I was discussing over the weekend with a friend who is putting together plans for online learning at a college. My experience is that e-learning has very good intentions, but often misses the mark. Many colleges and universities start by providing discussion groups and forums on an 'if you build it, they will come' basis. A forum needs about 8+ regular posters to have any life, and a subject that provokes discussion (one that there is no right answer to the questions, or which has lots of details), but for every 10 forum members perhaps only 1 will be a regular…so that's 80 members before it comes to life.
An online learning site that is highly effective is IBM's DeveloperWorks. There are regular submissions of technical articles and tutorials from IBM staff about complex IT subjects. There isn't much need for deep discussion though, although there is opportunity to comment on pieces.
My interest is that I have built an e-learning authoring tool called Acce-Lerator for The Training Foundation and I would like to see it get used fully. There are a number of tools available for creating 'courseware', but Acce-Lerator is designed to be usable by just about anyone out-of-the-box. It's difficult to keep to this premise as the system grows as there are increasing requirements to put checkboxes, etc. for special behaviours, but the core system is still pretty simple. We then use the excellent Moodle Learning Management System to host the courses.

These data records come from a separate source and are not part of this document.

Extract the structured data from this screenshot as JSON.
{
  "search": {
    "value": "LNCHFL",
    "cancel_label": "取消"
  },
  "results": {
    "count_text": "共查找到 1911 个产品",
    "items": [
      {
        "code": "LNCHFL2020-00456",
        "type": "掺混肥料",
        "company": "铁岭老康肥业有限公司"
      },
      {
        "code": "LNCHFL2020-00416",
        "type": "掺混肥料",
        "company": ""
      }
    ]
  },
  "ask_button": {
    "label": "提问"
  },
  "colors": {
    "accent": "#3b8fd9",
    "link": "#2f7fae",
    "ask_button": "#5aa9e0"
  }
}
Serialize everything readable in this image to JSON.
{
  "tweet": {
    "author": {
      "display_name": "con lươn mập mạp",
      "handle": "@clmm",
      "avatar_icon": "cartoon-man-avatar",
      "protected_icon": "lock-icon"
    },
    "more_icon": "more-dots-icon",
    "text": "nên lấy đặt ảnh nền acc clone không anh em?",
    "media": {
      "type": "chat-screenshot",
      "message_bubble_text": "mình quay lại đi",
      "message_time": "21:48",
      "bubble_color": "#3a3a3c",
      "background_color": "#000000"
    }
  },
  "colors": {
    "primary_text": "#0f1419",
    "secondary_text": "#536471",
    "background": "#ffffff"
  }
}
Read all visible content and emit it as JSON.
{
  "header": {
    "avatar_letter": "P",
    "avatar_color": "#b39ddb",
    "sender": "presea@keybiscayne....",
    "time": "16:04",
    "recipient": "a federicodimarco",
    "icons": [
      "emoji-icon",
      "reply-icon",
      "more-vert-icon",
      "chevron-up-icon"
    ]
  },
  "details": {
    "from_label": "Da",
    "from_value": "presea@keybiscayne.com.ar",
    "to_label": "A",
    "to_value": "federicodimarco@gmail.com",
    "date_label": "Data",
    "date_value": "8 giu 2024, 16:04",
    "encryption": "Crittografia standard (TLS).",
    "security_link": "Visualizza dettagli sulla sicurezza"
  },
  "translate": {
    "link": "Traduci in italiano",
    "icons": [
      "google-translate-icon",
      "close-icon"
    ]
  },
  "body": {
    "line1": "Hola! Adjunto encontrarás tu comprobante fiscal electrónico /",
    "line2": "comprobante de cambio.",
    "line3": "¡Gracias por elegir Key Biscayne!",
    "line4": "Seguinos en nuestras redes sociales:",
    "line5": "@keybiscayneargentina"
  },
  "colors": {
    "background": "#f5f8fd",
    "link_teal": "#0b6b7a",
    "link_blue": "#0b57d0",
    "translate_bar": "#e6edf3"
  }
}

If I was designing an e-learning platform I think that I might include a wiki and task students to build the content. This 'pedagogical' approach means that individuals are active in building something rather than passively attempting to soak up information piped at them. The latter entails more and more complex technology to try to make the experience interesting, whereas the former can be very simple as it is the act of finding and adding the information that helps you to learn.